President Donald Trump instituted a federal hiring freeze in January. Now, military families are feeling the effects of this executive order.
How the Federal Hiring Freeze Impacts Military Families and Veterans
Impact on Base Services
Recently, 2 memos from different Army child care facilities have been released. The Child Development Centers (CDC) at Fort Knox and the Army garrison in Wiesbaden, Germany, have ended some of their child care programs due to staffing shortages. Both documents specifically cited the federal hiring freeze, combined with typical staff illnesses and normal staff attrition, as the reason behind the program closures.
In other bases around the world, military families are also seeing reduced hours and programs at their CDCs. Families in Okinawa, Japan, were told that hourly care programs will be suspended due to the hiring freeze.
“The CDC has stopped the drop-in child care,” shared Madalyn Sandstrom. “So now I have to look to friends, and hope for the best. The wait list for some age groups for full-time child care at the closest CDC is one year!”
The hiring freeze is affecting the DoD’s ability to conduct business as usual, according to a recent statement released by MCCS Camp LeJeune-New River. This will affect hours of services at this particular base as well as MCCS LeJeune’s ability to hire new staff members. Camp LeJeune is one of the largest Marine Corps installations. This statement could indicate impacts at other Marine Corps’ installations, as well as similar services at other military bases.
Military Spouses Face Hiring Delays
Military spouses are seeing an impact on their job opportunities. BreAnn Constantineau has had to suspend her federal job search indefinitely.
“I had started searching just before the freeze so that I could time my application to try and start a job once my kids start school in fall,” Constantineau commented. “Now with the freeze, I’m stalled.
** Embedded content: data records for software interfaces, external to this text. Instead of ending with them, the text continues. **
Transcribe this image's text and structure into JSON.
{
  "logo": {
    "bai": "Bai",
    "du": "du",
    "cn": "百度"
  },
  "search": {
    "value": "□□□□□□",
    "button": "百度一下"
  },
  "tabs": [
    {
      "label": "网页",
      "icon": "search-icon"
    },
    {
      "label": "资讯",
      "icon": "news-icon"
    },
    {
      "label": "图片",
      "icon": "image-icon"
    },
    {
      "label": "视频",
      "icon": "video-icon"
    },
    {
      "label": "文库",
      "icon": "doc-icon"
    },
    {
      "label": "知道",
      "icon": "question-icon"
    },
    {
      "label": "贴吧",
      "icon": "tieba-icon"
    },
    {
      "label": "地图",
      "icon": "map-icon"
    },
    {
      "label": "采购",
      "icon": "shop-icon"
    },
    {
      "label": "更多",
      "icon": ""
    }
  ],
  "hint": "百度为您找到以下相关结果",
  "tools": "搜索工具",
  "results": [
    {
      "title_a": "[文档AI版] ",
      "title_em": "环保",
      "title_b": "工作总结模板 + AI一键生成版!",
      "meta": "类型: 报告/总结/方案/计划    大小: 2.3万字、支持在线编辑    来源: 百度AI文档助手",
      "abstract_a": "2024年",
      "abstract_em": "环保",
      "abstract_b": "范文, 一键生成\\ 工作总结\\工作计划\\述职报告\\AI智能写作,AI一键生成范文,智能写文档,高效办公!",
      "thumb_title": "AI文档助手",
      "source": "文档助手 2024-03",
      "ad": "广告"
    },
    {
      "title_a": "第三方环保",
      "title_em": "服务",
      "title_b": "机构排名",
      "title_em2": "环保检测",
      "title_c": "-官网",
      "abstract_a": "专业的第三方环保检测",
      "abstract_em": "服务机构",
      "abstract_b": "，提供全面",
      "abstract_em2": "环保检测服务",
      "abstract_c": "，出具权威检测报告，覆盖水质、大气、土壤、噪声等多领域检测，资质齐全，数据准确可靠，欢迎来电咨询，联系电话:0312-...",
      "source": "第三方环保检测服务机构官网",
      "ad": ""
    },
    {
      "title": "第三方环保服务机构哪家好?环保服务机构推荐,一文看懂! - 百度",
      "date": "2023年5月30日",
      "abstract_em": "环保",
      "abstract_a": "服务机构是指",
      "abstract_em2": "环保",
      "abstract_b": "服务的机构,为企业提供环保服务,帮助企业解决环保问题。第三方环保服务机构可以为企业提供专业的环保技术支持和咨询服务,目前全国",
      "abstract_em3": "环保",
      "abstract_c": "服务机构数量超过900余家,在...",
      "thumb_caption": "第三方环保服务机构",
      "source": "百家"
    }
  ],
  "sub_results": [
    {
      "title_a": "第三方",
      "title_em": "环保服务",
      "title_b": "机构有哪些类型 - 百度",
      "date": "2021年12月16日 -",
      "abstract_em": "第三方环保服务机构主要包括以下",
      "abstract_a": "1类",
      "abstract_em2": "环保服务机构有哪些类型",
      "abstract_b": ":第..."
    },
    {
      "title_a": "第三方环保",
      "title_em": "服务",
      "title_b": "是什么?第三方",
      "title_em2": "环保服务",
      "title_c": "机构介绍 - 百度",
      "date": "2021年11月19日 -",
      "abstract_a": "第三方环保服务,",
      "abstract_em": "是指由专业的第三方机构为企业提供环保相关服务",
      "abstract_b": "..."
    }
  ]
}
I’m also really concerned that once it’s lifted, the sheer volume of applications is going to put a real drain on the HR departments, causing even more delays.”
Spouses that were already in the application and hiring process have also had complications.
“I applied for the substitute teacher position back in October,” said Veronica Johnessee. “(I) finally got the call for fingerprints and background check the first week of January. (I) went for my fingerprints and the next day I was supposed to get the background check link via email. Instead, the hiring freeze was on the news. So now I wait.”
Johnessee’s hiring delay also impacts the students and teachers in the DoD Education Activity (DoDEA). Teachers may lack coverage to take sick days or attend professional development sessions. This means that teachers at DoDEA schools may feel obligated to work while ill. Due to lack of coverage, some non-core content area classes may be rescheduled or canceled to fill grade level classroom needs.
Military treatment facilities are also feeling the crunch from the hiring freeze. Some medical facilities are unable to hire new staff. Danielle Olmsted was in the interview process for a nursing position at Camp Foster’s Naval Hospital, but her hiring has been put on hold.
“I had an interview and was told at the interview that they wanted to hire me as a nurse,” explained Olmsted. “I knew I would have to wait awhile, since it already takes months to get someone hired and start working. Now, who knows how long it will be? I feel as though I’m in limbo, and I know the hospital can use nurses!”
Impact on Veteran Hires
According to the Washington Post, veterans make up 31% of the total federal workforce. Veterans receive preference for government positions.
With the hiring freeze, federal agencies and departments will now be unable to fill open positions. This could leave many veterans waiting even longer. The federal hiring process can take weeks or months to finalize under normal operating conditions. This is due to extensive background checks and paperwork processing.
Exemptions for DoD Positions
There are some exemptions in place to allow for normal operation in certain DoD positions and departments. Military personnel should not be impacted and child care positions are also supposed to be out of bounds as well. Firefighters and first responders, as well as intelligence personnel and positions having a direct impact on military missions, are also exempt.
However, there is not an exemption in place to hire people into the human resources department of the DoD. This could impact the speed of the hiring process for exempted positions and departments. As noted above, this could create backlogs for those who have already received job offers.